The Scottish Government has given most of the £96 million pounds worth of contracts for the new Fair Start Scotland scheme to private companies.
The scheme which will begin in April 2018 will partner with different organisations at a local level to provide opportunities for people far away from the job market into work. It aims to help 38,000 people including those with disabilities or mental health issues.
The Employability Minister James Hepburn said:
“We are taking a different approach to the UK Government and listening to the views of unemployed people,"
"By delivering Fair Start Scotland in nine contract areas we are reflecting Scotland’s different geographies, economies and population spread – as opposed to the UK Government’s approach which simply considered Scotland as one area."
Mhariri Black MP for Paisley and Renfrewshire South welcomed the scheme saying
“Employment support provided by the government should be seen as an opportunity to find work and not as a redundant task surrounding filling out forms as has been the norm with similar programmes we have seen from the DWP.”

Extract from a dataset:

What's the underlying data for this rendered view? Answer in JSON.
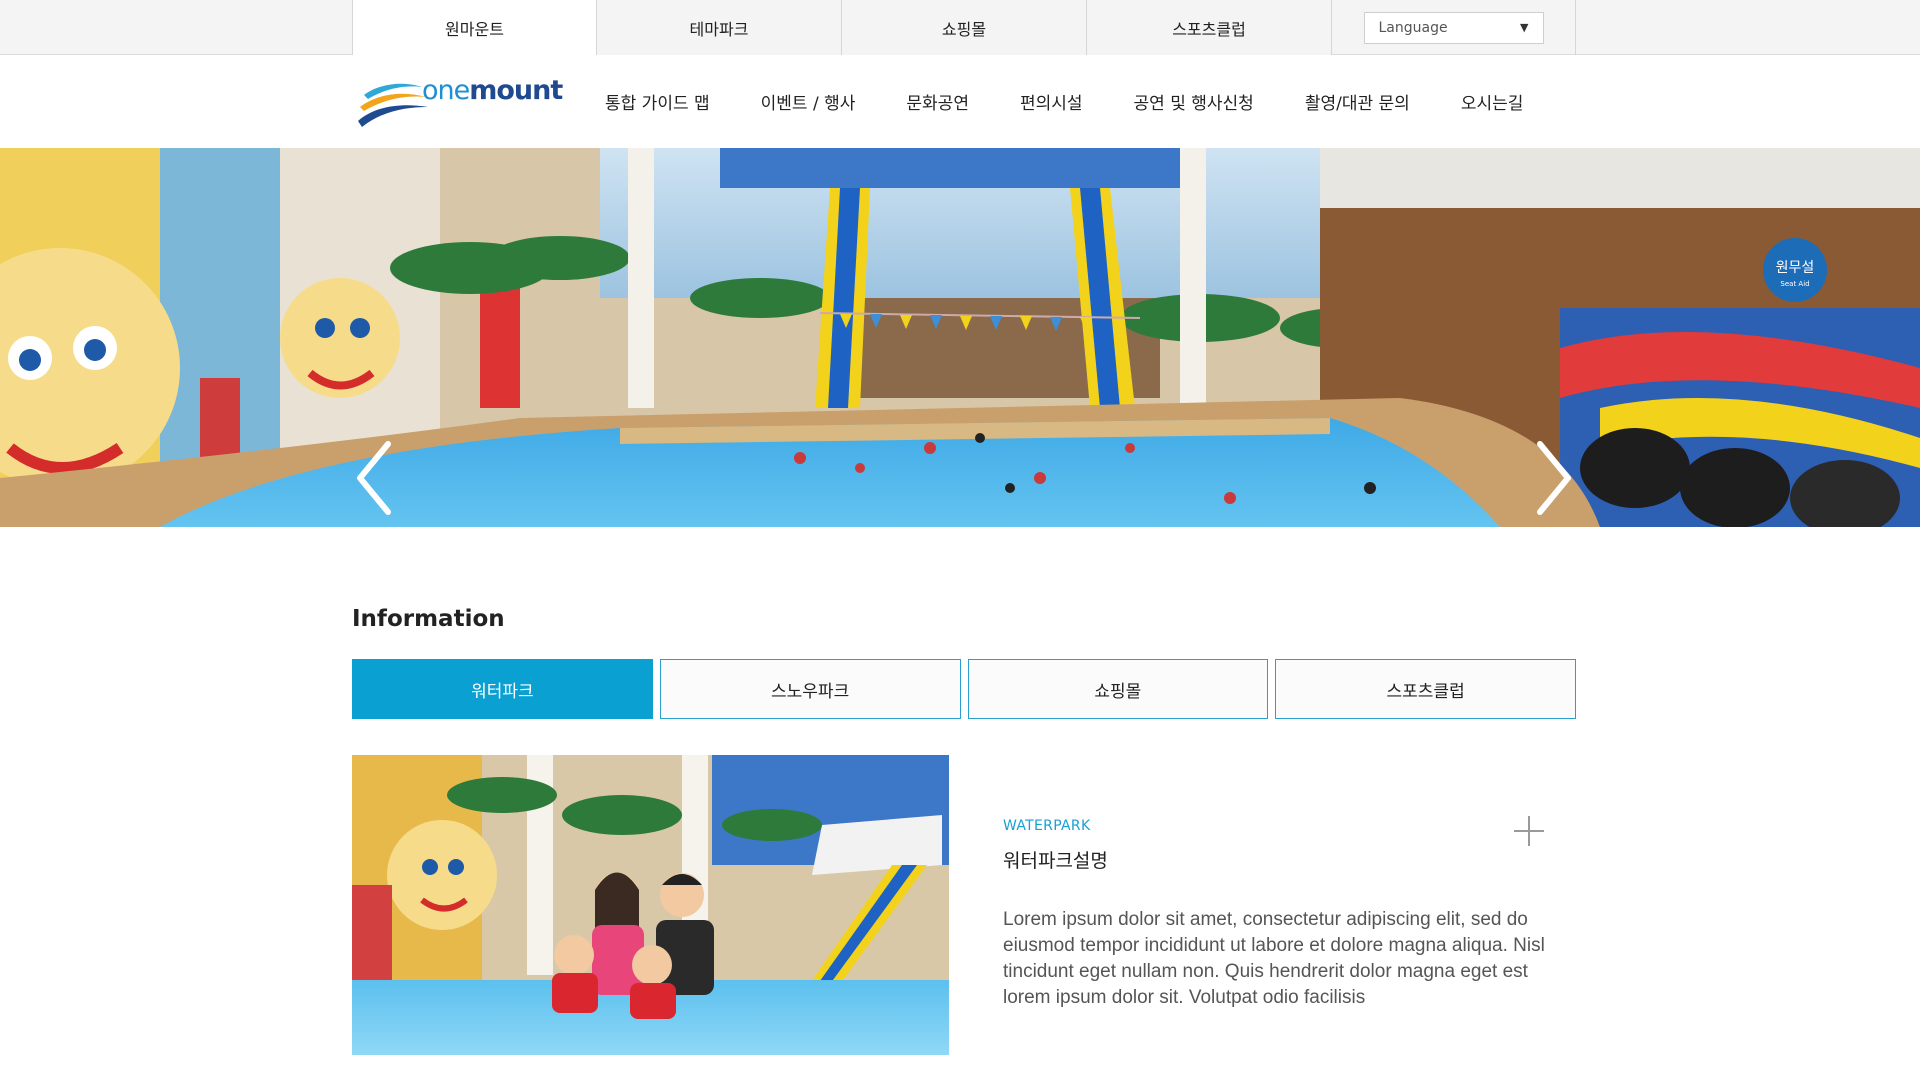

“Making this service voluntary is a vital step forward as people will not be forced to take part under the threat of their money being sanctioned, which have been proven not to work, or save the tax payer any money.”
“The UK “workfare” schemes have been compared to modern day slavery for some benefit claimants and introducing an individual approach for each person looking for employment that is tailored to their skills is common sense from the Scottish Government.”
Whlist there is a mixture of public, private and third sector organisations only Forth Valley will be lead by the public sector and North East and West Scotland by the third.
Chief executive Dr Sally Witcher of Disabled people's organisation Inclusion Scotland said “We are disappointed and somewhat surprised that the new programmes will be delivered primarily by the same large providers behind the Department of Work and Pension’s discredited Work Programme.
“Disabled people were led to expect a step change in how the new devolved employability schemes would be delivered in Scotland.'
“Instead disabled people will feel let down that the contracts have been awarded to some groups that have shown that they cannot be trusted to deliver with dignity, respect and fairness the services disabled people need.
“The onus is now on the successful bidders to show that whatever their past record they can deliver the inclusive services that disabled people have been promised. Inclusion Scotland will be monitoring their progress very closely.”
Fraser Kelly, Chief Executive of Social Enterprise Scotland said: "Social Enterprise Scotland is pleased that The Wise Group has been appointed as a preferred bidder in the Fair Start Scotland employability programme. However, we find it hard to understand how, after such a thorough consultation process, the vast majority of contracts have been awarded to big private sector corporations instead of social enterprises and charities."
John Downie, director of public affairs for the Scottish Council for Voluntary Organisations (SCVO), said:
“The Scottish Government promised a brave new world in its vision for employability in Scotland. Its ambitions were that the third sector would be heart and centre of the new employability landscape, but instead charities and voluntary organisations have been side-lined to make way for private companies which lack the local knowledge required.
“The reality of this new employability landscape is that it won’t deliver the best outcomes for unemployed people – particularly those who experience multiple barriers to employment, who will end up receiving a second class public service.”
Hepburn also confirmed the new scheme would be voluntary so will not be associated with benefit sanctions.
Source: Hollyrood Magazine/ Renrewshire 24